Westinghouse honors won by local students
Marylanders should be extremely proud of the high school seniors who ranked well in the most recent Westinghouse Science Talent Search. Maryland has less than 2 percent of the U.S. population, so proportionately it should have had less than six participants ranking in the top 300 in this prestigious national science project contest. Yet there were 13 such students -- 15 if you include the two who live in Maryland but attend Georgetown Day School in Washington, D.C.
Marylanders won four (or five) of the top 40 places. California had just four; Florida had only one in the top 40. Only New York can boast having more students than Maryland in the top 40.
In the top 10, Maryland had the ninth-place winner: Benjamin Jun of Bethesda, who attends Montgomery Blair High School in Silver Spring, won a $10,000 college scholarship. He plans to study electrical engineering at Stanford University.
The following Maryland schools, all of them public, were represented in the top 300: Walt Whitman in Bethesda, Atholton in Columbia, Frederick (2), Oxon Hill (3), Winston Churchill in Potomac, Colonel Zadok Magruder in Rockville, and Montgomery Blair in Silver Spring (4). Oxon Hill, Rockville, and Silver Spring (2) students made the top 40. Oxon Hill's Mark David Pilloff, was, at age 15, the youngest of the 40.
In terms of the scientific promise of its ablest and most ambitious students, Maryland need bow to no other state. These young people deserve at least as much acclaim as the star athletes in their schools. For the sake of their futures and that of our country, I hope they get it.
Julian C. Stanley
The writer is professor of psychology and director of the Study of Mathematically Precocious Youth at the Johns Hopkins University.
Among the many absurdities associated with government and our current deficit and budget crisis are two of particular note. One is "mandated programs," the other is "matching funds."
The mandate, of course, is backward. Instead of legislating programs that require ongoing funding, we ought to mandate that no program be legislated unless it has an unencumbered source of funds.

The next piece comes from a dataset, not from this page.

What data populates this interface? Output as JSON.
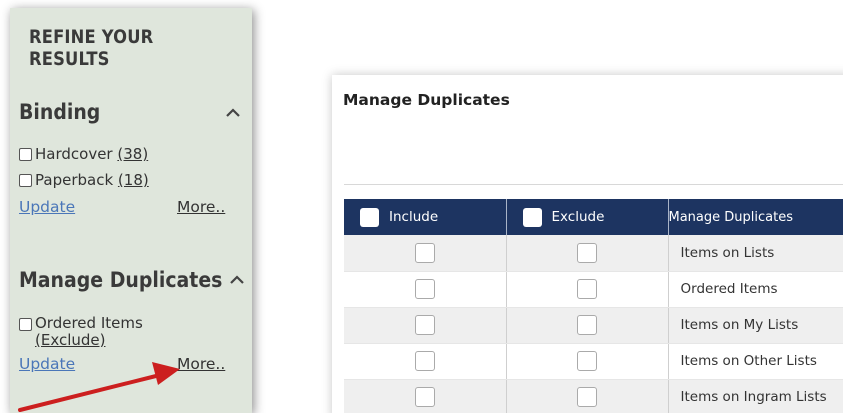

The acquisition of matching funds is often cited as justification for passing legislation, and it is absolutely the worst reason to legislate. We end up requiring the federal government to give us funds that it doesn't have to match funds that we don't have.
I can't believe your newspaper would write an editorial encouraging the town of Elkton to deny the Ku Klux Klan its First Amendment right to parade ("Standing up to the Klan," March 10). If it were The Baltimore Sun's First Amendment rights in question, you'd certainly be on the other side of the issue.
Perhaps the most telling flaw in your argument is the final sentence of the editorial. "Whether or not Elkton loses the war, fighting the battle against hate and racism is always right." Does this give us license to kill all Klansman? Of course not. Nor does it give us the right to trammel their civil liberties. Your editorial espouses an "ends justifies the means" philosophy. That is a dangerous position to take.
For many years I have defended The Evening Sun to friends who are New York Times and Washington Post snobs. However, your coverage of former Israeli Prime Minister Menachem Begin's death March 9 was appalling.
To put news of Mr. Begin's death on Page 5 was a travesty, not to mention an insult to Baltimore's Jewish community. I am not ordinarily a letter writer but this kind of disrespect cannot be allowed to pass unchallenged.
Hurrah for Bob Miller, the Oriole spokesman who responded to Del. Howard P. "Pete" Rawlings' assertion that the Orioles fail to encourage team support among African-Americans. The Orioles' programs in the Baltimore City public schools are positive; they promote enthusiasm, encourage recreational reading and reward good citizenship among school children.
I believe that Delegate Rawlings' efforts should not be limited to the city's black majority but should extend to the entire population. Those with the means to purchase baseball tickets do so regardless of race. I wonder whether the issue is race or demographics. The Orioles should continue to encourage the active participation of all city residents.
Ronne J. Lippenholz
It is difficult to know where to start in response to Richard P. McBrien's anti-American-Irish Catholic article (Other Voices, March 2). He compares the politics of Patrick Buchanan with those of Gov. Mario Cuomo.